** Opening Exercise input block **

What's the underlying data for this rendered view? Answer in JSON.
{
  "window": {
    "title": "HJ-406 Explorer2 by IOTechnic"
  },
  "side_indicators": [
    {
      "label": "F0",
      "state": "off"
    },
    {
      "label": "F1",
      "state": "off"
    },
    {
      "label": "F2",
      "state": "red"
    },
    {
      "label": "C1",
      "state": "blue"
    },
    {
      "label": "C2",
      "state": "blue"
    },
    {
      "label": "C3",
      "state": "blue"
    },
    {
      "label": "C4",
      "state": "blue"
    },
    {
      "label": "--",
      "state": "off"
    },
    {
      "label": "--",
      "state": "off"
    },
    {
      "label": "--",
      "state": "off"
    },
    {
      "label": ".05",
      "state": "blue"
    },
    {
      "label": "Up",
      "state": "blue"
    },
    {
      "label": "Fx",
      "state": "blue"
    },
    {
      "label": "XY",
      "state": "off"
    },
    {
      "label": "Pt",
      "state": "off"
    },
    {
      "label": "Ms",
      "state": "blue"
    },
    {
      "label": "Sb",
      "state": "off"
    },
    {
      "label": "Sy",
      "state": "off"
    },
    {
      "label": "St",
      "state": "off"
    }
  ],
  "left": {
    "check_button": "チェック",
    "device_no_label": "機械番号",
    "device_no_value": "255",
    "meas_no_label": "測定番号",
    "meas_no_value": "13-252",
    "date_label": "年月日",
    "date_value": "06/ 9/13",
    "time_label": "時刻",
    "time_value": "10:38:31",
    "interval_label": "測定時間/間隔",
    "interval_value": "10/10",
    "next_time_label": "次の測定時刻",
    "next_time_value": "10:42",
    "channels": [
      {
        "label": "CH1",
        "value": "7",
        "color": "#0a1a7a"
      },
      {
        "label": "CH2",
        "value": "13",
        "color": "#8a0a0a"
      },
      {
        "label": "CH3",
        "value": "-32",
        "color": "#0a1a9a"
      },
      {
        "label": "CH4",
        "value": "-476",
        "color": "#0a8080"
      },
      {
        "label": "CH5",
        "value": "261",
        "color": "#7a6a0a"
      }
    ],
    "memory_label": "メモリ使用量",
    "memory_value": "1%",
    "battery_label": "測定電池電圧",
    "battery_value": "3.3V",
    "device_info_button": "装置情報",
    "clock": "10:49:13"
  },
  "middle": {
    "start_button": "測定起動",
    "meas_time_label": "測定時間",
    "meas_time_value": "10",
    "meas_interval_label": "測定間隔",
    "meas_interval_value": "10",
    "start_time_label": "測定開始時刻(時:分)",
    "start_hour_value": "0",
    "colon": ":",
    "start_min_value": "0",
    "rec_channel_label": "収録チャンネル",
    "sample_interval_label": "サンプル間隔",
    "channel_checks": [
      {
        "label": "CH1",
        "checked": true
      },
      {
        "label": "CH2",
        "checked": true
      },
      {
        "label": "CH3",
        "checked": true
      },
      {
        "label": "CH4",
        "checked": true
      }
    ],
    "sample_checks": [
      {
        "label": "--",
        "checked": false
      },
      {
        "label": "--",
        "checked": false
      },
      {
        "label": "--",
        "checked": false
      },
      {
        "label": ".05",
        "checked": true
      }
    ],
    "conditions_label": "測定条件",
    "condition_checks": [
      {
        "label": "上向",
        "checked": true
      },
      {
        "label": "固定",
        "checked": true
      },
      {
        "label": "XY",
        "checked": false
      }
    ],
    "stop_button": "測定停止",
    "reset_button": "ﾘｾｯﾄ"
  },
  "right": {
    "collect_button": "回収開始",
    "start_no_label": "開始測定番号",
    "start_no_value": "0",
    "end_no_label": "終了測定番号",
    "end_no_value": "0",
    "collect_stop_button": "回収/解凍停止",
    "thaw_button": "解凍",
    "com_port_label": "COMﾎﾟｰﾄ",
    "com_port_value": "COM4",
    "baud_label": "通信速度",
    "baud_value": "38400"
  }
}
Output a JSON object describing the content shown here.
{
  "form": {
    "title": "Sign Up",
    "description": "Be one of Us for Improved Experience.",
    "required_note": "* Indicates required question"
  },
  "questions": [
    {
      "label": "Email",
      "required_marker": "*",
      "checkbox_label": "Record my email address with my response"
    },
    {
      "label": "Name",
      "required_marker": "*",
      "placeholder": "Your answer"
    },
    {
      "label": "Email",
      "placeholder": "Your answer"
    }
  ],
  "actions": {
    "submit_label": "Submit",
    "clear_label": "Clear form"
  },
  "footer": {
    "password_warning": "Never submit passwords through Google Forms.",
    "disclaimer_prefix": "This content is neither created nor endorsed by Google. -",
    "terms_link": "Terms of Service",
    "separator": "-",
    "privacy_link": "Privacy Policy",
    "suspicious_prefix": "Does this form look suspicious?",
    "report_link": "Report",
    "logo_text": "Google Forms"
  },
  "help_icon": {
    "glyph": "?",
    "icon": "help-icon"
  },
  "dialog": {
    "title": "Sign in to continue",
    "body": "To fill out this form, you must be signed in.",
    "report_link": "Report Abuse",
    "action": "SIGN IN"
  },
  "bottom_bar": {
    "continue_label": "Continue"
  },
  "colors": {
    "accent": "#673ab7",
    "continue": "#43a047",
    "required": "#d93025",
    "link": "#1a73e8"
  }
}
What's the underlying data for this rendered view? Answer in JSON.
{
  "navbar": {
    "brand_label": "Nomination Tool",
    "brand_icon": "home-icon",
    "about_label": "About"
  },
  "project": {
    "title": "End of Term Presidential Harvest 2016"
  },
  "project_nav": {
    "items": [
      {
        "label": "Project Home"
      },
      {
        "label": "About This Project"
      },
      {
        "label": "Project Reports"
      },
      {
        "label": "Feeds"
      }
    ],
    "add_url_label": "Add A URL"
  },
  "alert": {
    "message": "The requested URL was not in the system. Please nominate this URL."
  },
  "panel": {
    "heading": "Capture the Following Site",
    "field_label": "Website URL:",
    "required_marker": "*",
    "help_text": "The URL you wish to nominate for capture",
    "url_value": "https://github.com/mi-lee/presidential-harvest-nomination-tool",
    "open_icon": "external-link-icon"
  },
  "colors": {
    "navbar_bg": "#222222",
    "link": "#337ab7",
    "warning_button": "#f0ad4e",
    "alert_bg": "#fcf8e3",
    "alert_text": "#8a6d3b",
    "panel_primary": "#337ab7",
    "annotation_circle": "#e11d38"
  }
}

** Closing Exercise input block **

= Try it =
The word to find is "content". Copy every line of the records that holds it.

= Answer to this exercise =
Output a JSON object describing the content shown here.
    "disclaimer_prefix": "This content is neither created nor endorsed by Google. -",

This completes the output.